The copy must match the data below line for line and contain no images.

(App and web page records)
# # # # #

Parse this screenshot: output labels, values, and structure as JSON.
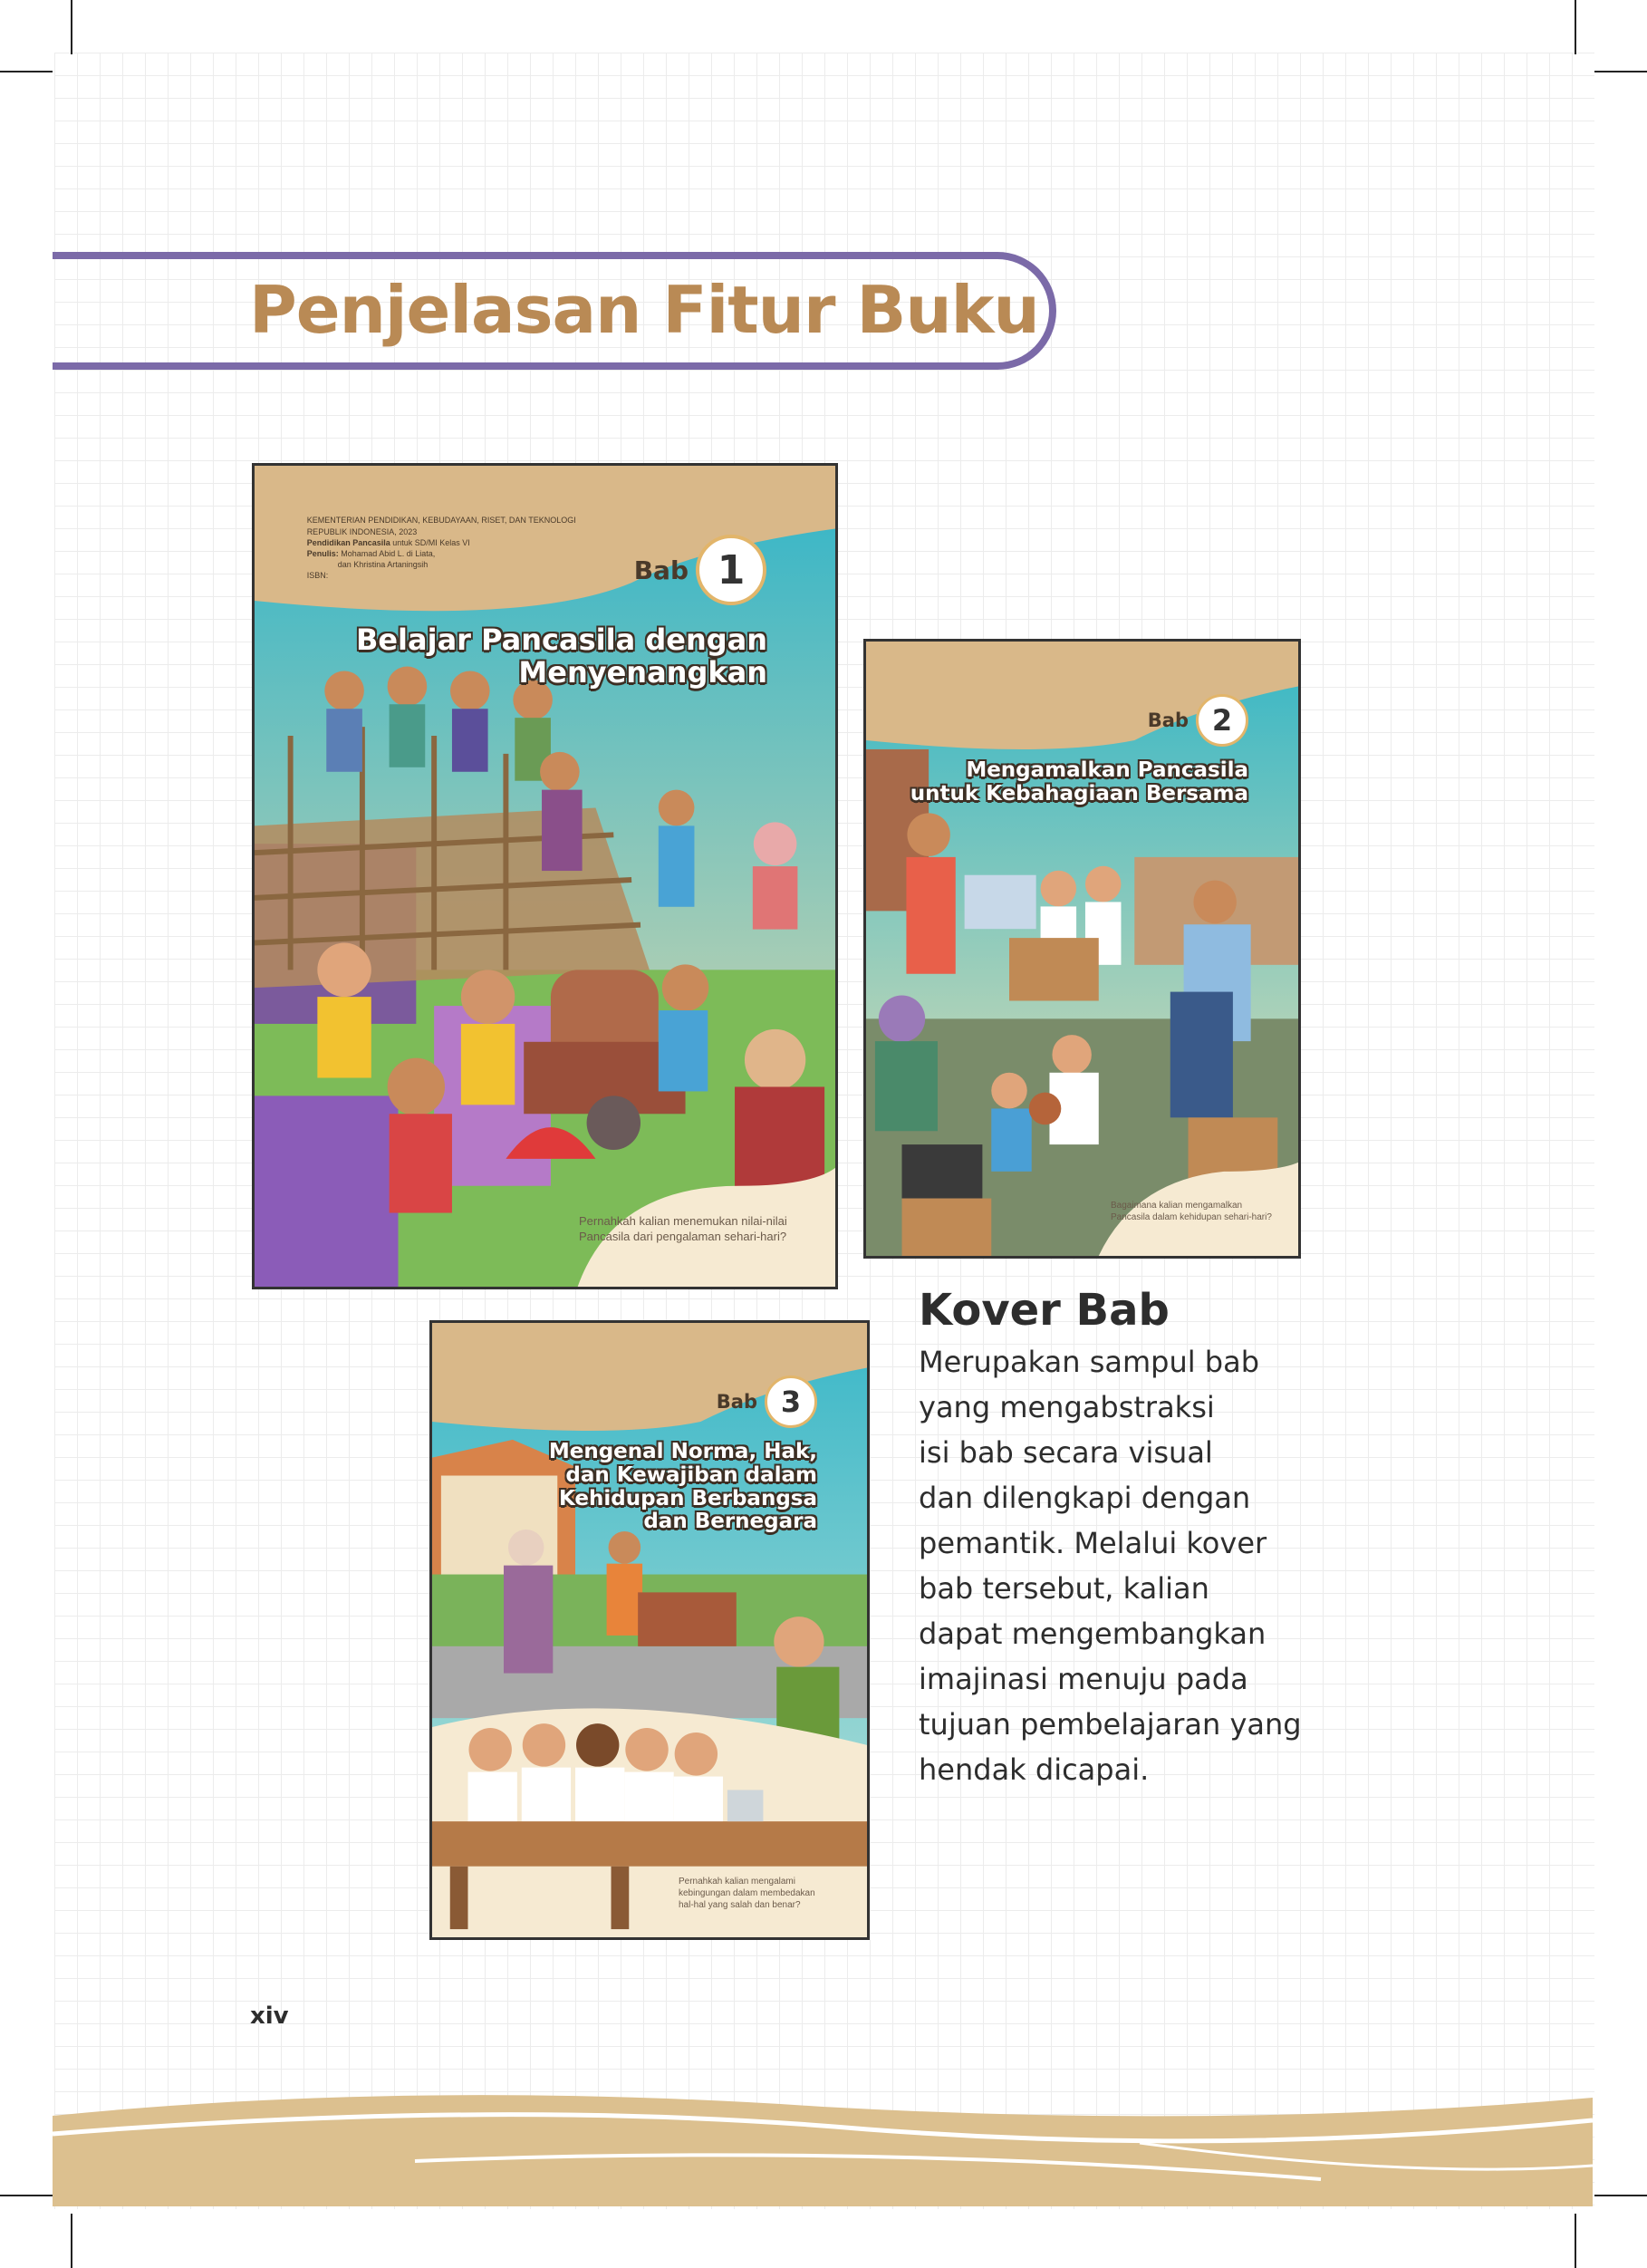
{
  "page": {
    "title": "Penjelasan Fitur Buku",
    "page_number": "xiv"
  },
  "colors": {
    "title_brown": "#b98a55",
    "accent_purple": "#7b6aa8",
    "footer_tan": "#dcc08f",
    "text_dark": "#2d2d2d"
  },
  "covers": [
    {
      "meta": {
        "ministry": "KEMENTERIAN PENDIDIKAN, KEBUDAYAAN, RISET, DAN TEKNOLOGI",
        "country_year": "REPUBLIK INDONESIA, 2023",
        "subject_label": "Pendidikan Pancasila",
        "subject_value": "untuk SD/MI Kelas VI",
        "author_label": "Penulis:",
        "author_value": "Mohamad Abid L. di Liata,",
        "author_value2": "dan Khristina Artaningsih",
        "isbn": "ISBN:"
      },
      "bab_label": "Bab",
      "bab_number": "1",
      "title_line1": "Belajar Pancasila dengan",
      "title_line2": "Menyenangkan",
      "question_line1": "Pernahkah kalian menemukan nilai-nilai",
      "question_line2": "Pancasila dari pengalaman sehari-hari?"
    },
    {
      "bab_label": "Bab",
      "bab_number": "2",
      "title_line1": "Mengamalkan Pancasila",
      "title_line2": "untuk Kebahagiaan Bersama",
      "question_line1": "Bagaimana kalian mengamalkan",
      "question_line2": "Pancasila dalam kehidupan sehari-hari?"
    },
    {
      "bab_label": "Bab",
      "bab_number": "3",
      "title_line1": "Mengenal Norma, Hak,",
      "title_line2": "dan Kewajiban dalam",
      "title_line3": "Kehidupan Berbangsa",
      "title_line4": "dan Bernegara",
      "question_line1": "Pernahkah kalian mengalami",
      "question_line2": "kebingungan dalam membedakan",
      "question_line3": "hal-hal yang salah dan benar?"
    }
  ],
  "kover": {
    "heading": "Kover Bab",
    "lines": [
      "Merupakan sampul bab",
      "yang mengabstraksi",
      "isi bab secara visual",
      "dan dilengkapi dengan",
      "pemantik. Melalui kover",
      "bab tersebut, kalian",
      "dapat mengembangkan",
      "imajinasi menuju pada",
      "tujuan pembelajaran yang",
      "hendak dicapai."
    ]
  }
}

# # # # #

__TASK SOLUTION__
Parse this screenshot: output labels, values, and structure as JSON.
{
  "page": {
    "title": "Penjelasan Fitur Buku",
    "page_number": "xiv"
  },
  "colors": {
    "title_brown": "#b98a55",
    "accent_purple": "#7b6aa8",
    "footer_tan": "#dcc08f",
    "text_dark": "#2d2d2d"
  },
  "covers": [
    {
      "meta": {
        "ministry": "KEMENTERIAN PENDIDIKAN, KEBUDAYAAN, RISET, DAN TEKNOLOGI",
        "country_year": "REPUBLIK INDONESIA, 2023",
        "subject_label": "Pendidikan Pancasila",
        "subject_value": "untuk SD/MI Kelas VI",
        "author_label": "Penulis:",
        "author_value": "Mohamad Abid L. di Liata,",
        "author_value2": "dan Khristina Artaningsih",
        "isbn": "ISBN:"
      },
      "bab_label": "Bab",
      "bab_number": "1",
      "title_line1": "Belajar Pancasila dengan",
      "title_line2": "Menyenangkan",
      "question_line1": "Pernahkah kalian menemukan nilai-nilai",
      "question_line2": "Pancasila dari pengalaman sehari-hari?"
    },
    {
      "bab_label": "Bab",
      "bab_number": "2",
      "title_line1": "Mengamalkan Pancasila",
      "title_line2": "untuk Kebahagiaan Bersama",
      "question_line1": "Bagaimana kalian mengamalkan",
      "question_line2": "Pancasila dalam kehidupan sehari-hari?"
    },
    {
      "bab_label": "Bab",
      "bab_number": "3",
      "title_line1": "Mengenal Norma, Hak,",
      "title_line2": "dan Kewajiban dalam",
      "title_line3": "Kehidupan Berbangsa",
      "title_line4": "dan Bernegara",
      "question_line1": "Pernahkah kalian mengalami",
      "question_line2": "kebingungan dalam membedakan",
      "question_line3": "hal-hal yang salah dan benar?"
    }
  ],
  "kover": {
    "heading": "Kover Bab",
    "lines": [
      "Merupakan sampul bab",
      "yang mengabstraksi",
      "isi bab secara visual",
      "dan dilengkapi dengan",
      "pemantik. Melalui kover",
      "bab tersebut, kalian",
      "dapat mengembangkan",
      "imajinasi menuju pada",
      "tujuan pembelajaran yang",
      "hendak dicapai."
    ]
  }
}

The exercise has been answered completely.